* **Exercise goal**
Using the data below, return every line that holds the word "time".

* **Supplied material**
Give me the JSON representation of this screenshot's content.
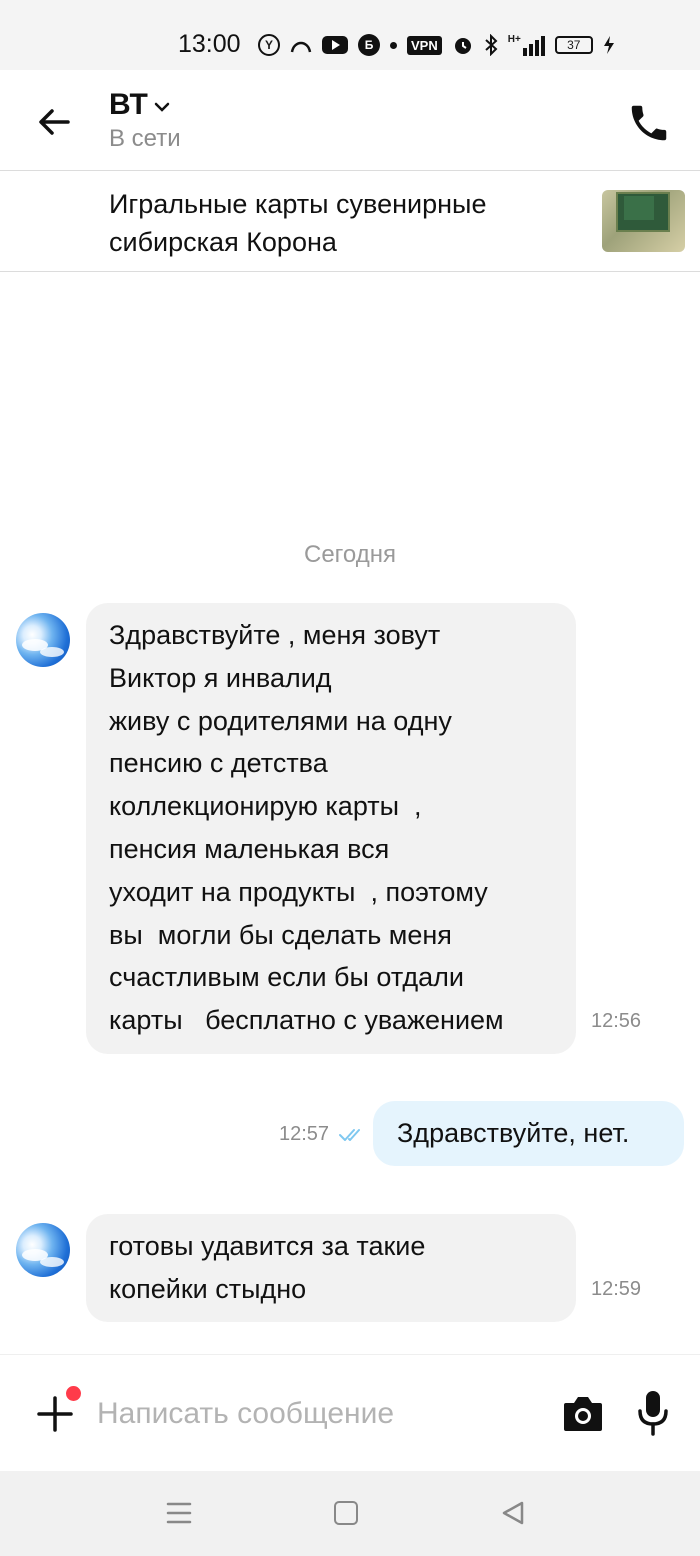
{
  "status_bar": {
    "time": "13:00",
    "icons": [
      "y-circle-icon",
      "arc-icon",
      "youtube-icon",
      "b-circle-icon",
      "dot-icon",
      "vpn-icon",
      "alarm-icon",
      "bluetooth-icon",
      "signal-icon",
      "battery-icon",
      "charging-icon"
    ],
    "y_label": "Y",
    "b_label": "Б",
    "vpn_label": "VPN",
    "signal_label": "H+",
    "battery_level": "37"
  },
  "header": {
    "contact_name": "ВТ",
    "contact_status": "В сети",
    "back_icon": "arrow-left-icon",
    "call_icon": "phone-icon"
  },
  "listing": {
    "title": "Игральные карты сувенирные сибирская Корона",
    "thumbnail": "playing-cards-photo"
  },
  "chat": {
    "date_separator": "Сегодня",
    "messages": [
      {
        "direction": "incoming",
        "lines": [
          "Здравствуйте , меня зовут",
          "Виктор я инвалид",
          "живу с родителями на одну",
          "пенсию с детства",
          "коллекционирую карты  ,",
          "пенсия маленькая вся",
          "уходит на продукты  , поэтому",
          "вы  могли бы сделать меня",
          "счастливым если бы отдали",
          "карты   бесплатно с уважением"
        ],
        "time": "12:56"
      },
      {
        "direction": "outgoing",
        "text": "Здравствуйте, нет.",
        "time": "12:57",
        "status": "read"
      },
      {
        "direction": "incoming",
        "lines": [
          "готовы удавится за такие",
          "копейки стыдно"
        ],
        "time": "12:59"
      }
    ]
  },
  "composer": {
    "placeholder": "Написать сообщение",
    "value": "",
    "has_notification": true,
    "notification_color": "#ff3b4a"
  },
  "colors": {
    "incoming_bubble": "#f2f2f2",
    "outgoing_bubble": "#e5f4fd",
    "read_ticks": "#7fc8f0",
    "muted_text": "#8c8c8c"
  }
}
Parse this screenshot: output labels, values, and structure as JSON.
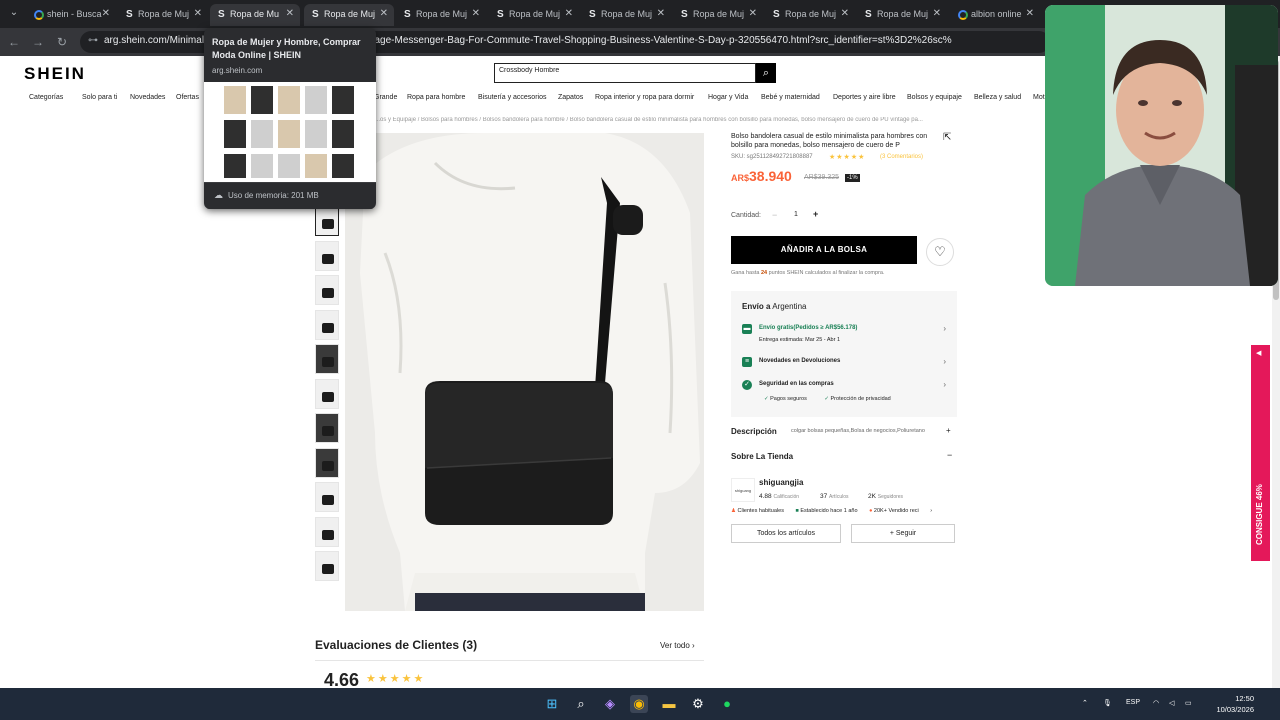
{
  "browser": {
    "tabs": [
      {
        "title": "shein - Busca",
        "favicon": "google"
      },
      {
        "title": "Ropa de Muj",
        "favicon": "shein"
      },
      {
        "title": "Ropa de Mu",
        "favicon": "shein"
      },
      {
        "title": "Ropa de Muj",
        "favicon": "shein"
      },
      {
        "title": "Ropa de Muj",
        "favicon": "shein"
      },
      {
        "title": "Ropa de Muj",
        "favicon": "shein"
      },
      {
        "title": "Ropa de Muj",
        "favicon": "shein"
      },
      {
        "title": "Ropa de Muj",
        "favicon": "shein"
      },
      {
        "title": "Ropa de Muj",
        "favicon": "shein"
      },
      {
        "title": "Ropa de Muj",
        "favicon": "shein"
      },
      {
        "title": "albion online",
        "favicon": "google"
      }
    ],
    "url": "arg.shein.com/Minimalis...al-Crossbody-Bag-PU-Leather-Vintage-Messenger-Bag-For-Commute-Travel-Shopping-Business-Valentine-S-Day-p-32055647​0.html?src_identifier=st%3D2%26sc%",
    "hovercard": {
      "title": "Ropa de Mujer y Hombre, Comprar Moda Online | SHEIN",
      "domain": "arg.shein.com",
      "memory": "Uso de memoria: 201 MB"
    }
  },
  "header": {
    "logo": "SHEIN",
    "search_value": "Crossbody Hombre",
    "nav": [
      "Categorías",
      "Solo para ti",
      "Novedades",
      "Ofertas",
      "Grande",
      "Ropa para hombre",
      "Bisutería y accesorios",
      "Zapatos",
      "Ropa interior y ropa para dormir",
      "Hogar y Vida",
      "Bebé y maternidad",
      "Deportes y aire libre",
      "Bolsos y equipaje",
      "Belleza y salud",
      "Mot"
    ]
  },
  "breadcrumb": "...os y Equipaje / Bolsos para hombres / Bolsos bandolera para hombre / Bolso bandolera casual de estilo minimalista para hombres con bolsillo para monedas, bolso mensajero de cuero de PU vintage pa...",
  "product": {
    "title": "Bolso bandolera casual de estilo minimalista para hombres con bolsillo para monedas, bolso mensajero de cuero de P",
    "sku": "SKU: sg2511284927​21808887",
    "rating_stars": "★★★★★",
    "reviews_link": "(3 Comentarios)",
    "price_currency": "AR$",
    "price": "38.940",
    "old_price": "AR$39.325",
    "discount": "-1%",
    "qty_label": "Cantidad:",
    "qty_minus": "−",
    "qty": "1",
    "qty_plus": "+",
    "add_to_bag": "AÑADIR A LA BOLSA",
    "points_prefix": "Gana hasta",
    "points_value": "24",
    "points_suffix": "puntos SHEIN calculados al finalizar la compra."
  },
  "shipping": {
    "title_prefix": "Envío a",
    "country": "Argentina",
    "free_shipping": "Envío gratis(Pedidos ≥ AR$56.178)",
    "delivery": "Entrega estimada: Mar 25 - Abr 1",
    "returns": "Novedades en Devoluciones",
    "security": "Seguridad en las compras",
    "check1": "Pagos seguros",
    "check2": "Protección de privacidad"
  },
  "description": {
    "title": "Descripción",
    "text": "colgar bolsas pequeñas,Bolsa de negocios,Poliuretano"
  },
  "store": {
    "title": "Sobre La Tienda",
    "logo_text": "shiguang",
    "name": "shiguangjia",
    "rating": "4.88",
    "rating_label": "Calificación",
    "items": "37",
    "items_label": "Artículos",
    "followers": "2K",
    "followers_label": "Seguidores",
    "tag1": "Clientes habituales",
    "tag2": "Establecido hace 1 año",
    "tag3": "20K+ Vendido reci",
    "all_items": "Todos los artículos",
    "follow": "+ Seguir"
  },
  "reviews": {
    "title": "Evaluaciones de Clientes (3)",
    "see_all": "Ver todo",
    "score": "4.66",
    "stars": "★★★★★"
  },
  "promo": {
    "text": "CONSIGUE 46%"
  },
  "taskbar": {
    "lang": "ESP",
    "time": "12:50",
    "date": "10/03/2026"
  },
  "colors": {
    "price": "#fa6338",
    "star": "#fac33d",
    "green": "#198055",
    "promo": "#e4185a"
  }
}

* **Exercise result**
    "time": "13:00",
        "time": "12:56"
        "time": "12:57",
        "time": "12:59"
    "time": "12:50",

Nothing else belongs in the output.